- Gary Gensler, SEC Chair, remains focused on having crypto under SEC regulation despite facing legal setbacks.
- Notable court decisions against SEC include cases with Ripple on July 13 and Grayscale on August 29.
- Gensler believes most crypto assets meet the criteria of the Howey Test, deeming them securities.
The head of the United States Securities and Exchange Commission (SEC), Gary Gensler, is forging ahead with his mission to bring cryptocurrency into the SEC’s regulatory circle, even in the face of recent legal roadblocks. Gensler’s intent will be shared during a Senate Banking Committee meeting on September 12.
In the past two months, cryptocurrency stalwarts like Ripple and Grayscale have won in court against the SEC. Still, these setbacks haven’t shaken Gensler’s resolve about the need for cryptocurrency oversight.
During his Senate testimony, Gensler is set to underline the SEC’s viewpoint: that crypto assets can be classified as securities. He draws connections between today’s bustling cryptocurrency market and the financial scenes of the 1920s, which existed before the introduction of federal securities regulations.
A key point in Gensler’s argument is the Howey Test, a legal yardstick that helps identify if a certain asset is a security. According to Gensler, most cryptocurrency tokens probably meet the criteria set by this test. This is the cornerstone of his argument for why cryptocurrency, including those who operate within it, should comply with securities regulations.
The SEC’s stand on cryptocurrency came under fire on July 13. This happened when Judge Analisa Torres mostly agreed with Ripple’s stance, stating that sales of the XRP token to everyday buyers did not breach federal securities rules. Following this outcome, the SEC decided to lodge an appeal. This case has garnered attention, with other cryptocurrency businesses likely referencing the Ripple verdict when facing their own legal issues with the regulator.
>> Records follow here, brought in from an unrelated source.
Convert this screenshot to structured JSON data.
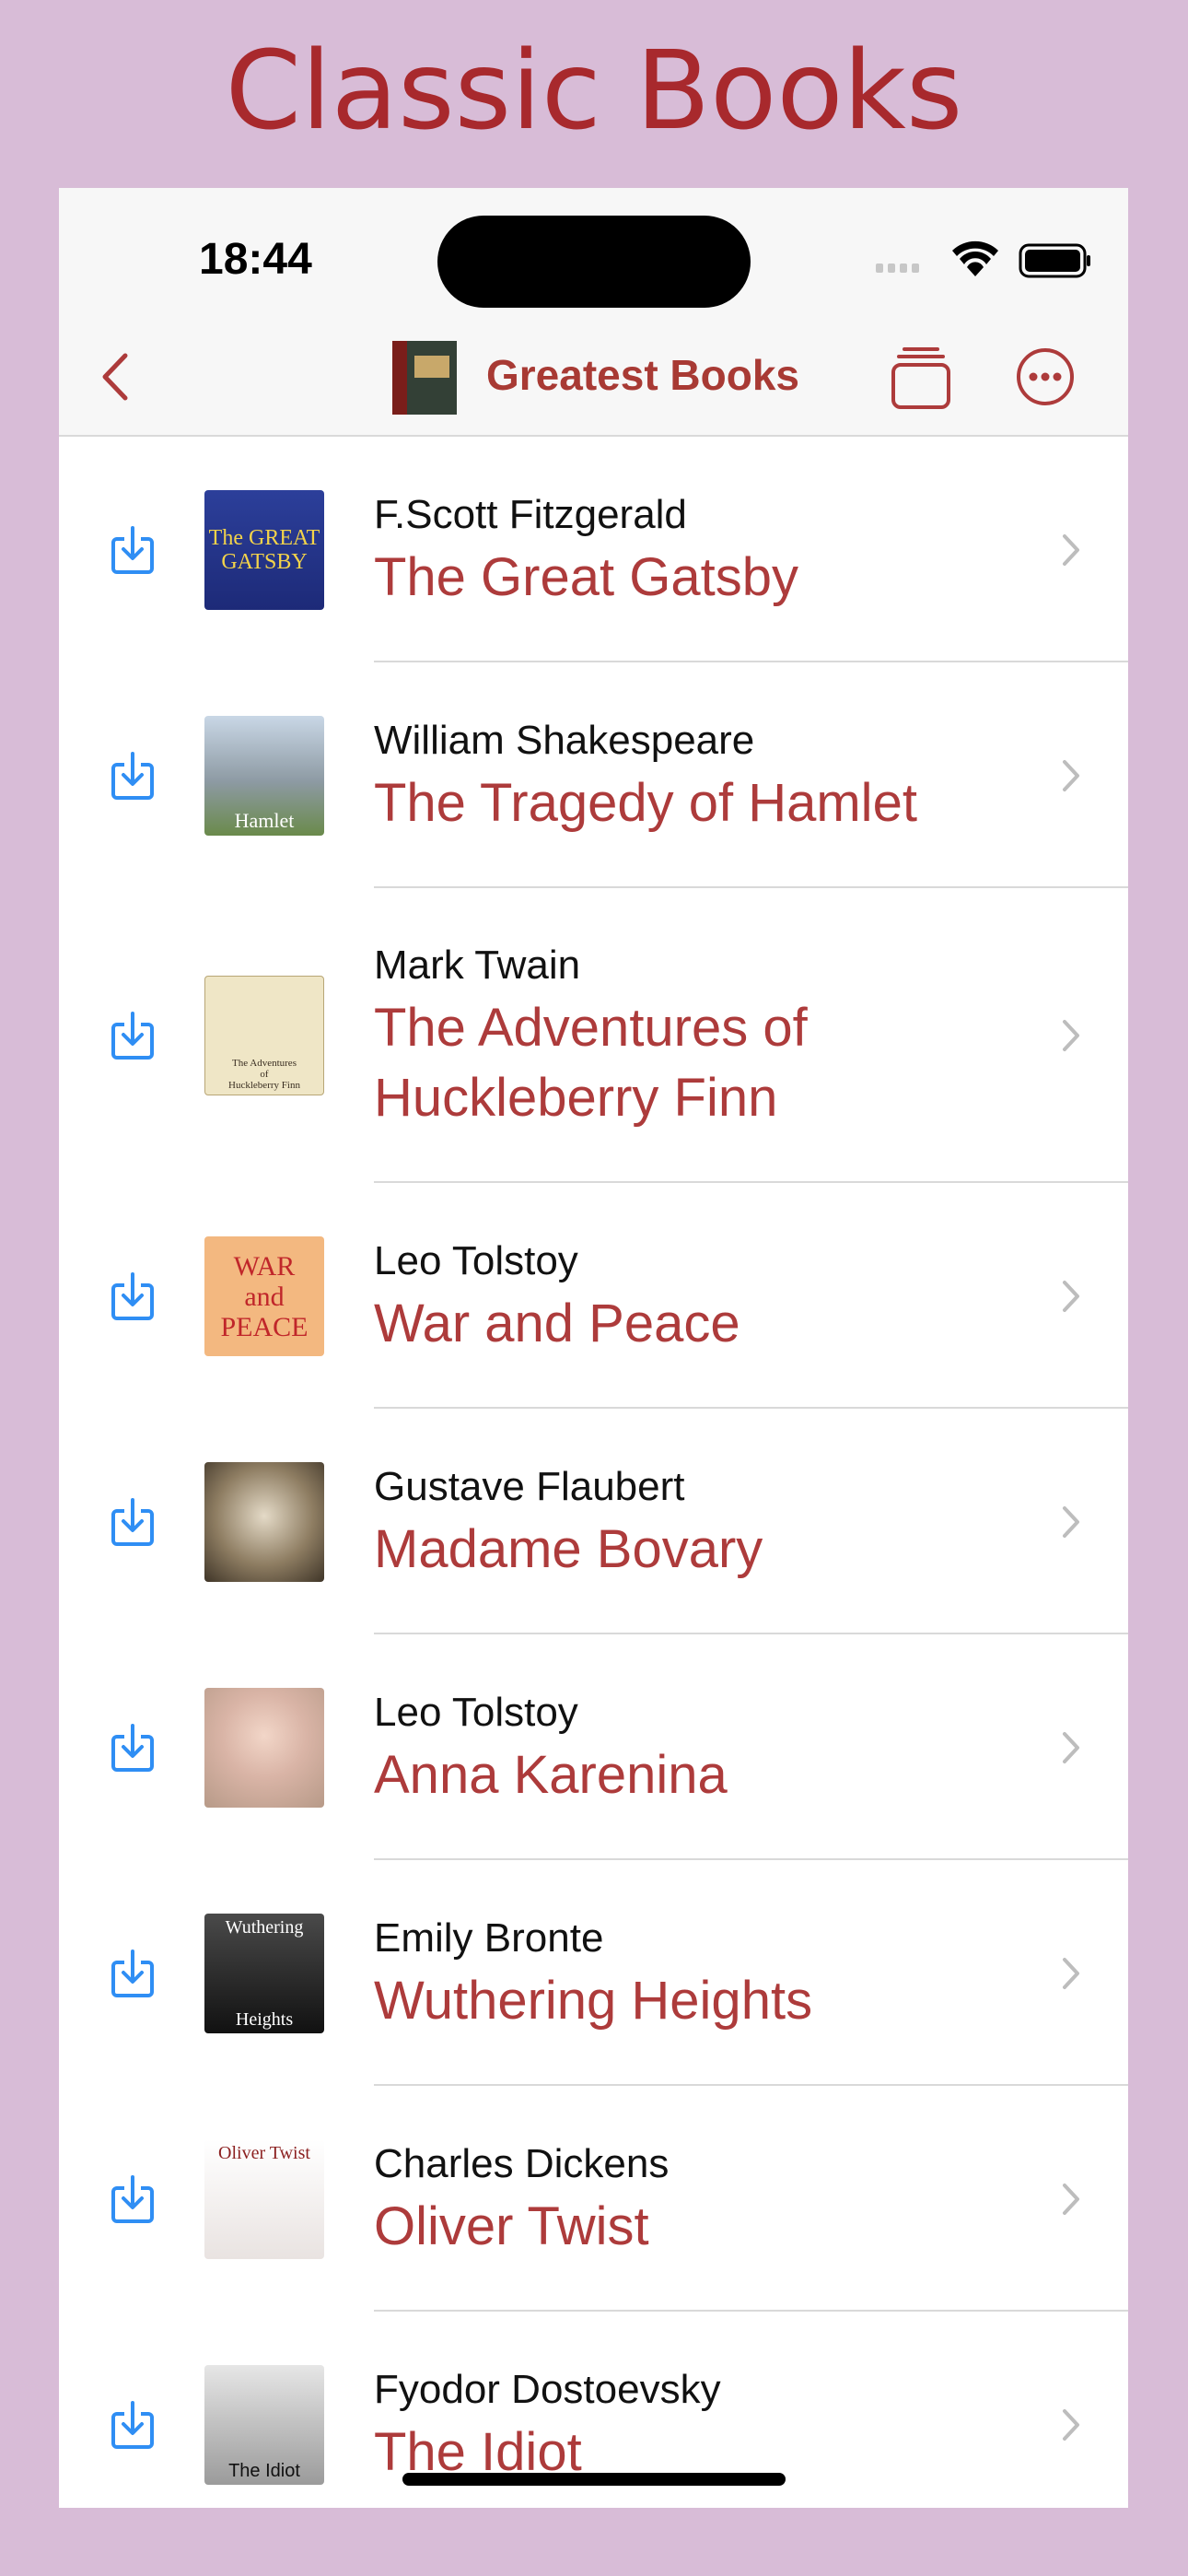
{
  "page": {
    "headline": "Classic Books"
  },
  "status_bar": {
    "time": "18:44"
  },
  "nav": {
    "title": "Greatest Books"
  },
  "books": [
    {
      "author": "F.Scott Fitzgerald",
      "title": "The Great Gatsby",
      "cover_text": [
        "The GREAT",
        "GATSBY"
      ]
    },
    {
      "author": "William Shakespeare",
      "title": "The Tragedy of Hamlet",
      "cover_text": [
        "Hamlet"
      ]
    },
    {
      "author": "Mark Twain",
      "title": "The Adventures of Huckleberry Finn",
      "cover_text": [
        "The Adventures",
        "of",
        "Huckleberry Finn"
      ]
    },
    {
      "author": "Leo Tolstoy",
      "title": "War and Peace",
      "cover_text": [
        "WAR",
        "and",
        "PEACE"
      ]
    },
    {
      "author": "Gustave Flaubert",
      "title": "Madame Bovary",
      "cover_text": []
    },
    {
      "author": "Leo Tolstoy",
      "title": "Anna Karenina",
      "cover_text": []
    },
    {
      "author": "Emily Bronte",
      "title": "Wuthering Heights",
      "cover_text": [
        "Wuthering",
        "Heights"
      ]
    },
    {
      "author": "Charles Dickens",
      "title": "Oliver Twist",
      "cover_text": [
        "Oliver Twist"
      ]
    },
    {
      "author": "Fyodor Dostoevsky",
      "title": "The Idiot",
      "cover_text": [
        "The Idiot"
      ]
    }
  ],
  "colors": {
    "accent": "#ad3b3b",
    "icon_blue": "#2f8ef4",
    "background": "#d8bcd7"
  }
}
The SEC experienced another jolt on August 29. Their previous decision to reject Grayscale’s proposal to switch its Bitcoin Trust into a Bitcoin exchange traded fund (ETF) was overturned by a judge. The judge voiced concerns over the SEC’s decision being weakly justified.
These significant court outcomes have prompted a ripple effect across the industry. Take for example, the blockchain-centric payment platform LBRY. After facing charges in July for breaking securities rules, LBRY is now reevaluating and pondering an appeal.
However, these challenges aside, Gary Gensler is steadfast. He is determined in his stance that cryptocurrency is a form of security and should be monitored by the SEC.
Gensler Balances Crypto Regulation, Investor Protection
SEC Chair Gary Gensler has come under scrutiny for his firm position on the growing cryptocurrency market. Despite criticisms and suggestions of a bias against digital currencies, his role primarily focuses on ensuring transparency and fairness in financial markets, which includes burgeoning sectors like cryptocurrencies. Recent media coverage has highlighted the perceived severity of his approach, hinting at a potential “failure” in handling the U.S. crypto sector.
Yet, navigating the waters of emergent technologies has always been intricate for regulatory bodies. The SEC, under Gensler’s leadership, is wrestling to find a middle ground between spurring innovation and safeguarding the public. This apparent tug-of-war between progress and protection stems from the need to prevent the pitfalls of past financial systems that operated without sufficient oversight. At the heart of the matter, Gensler’s primary objective remains aligned with the SEC’s core mission: upholding market integrity and shielding investors, rather than expressing an inherent opposition to crypto technology.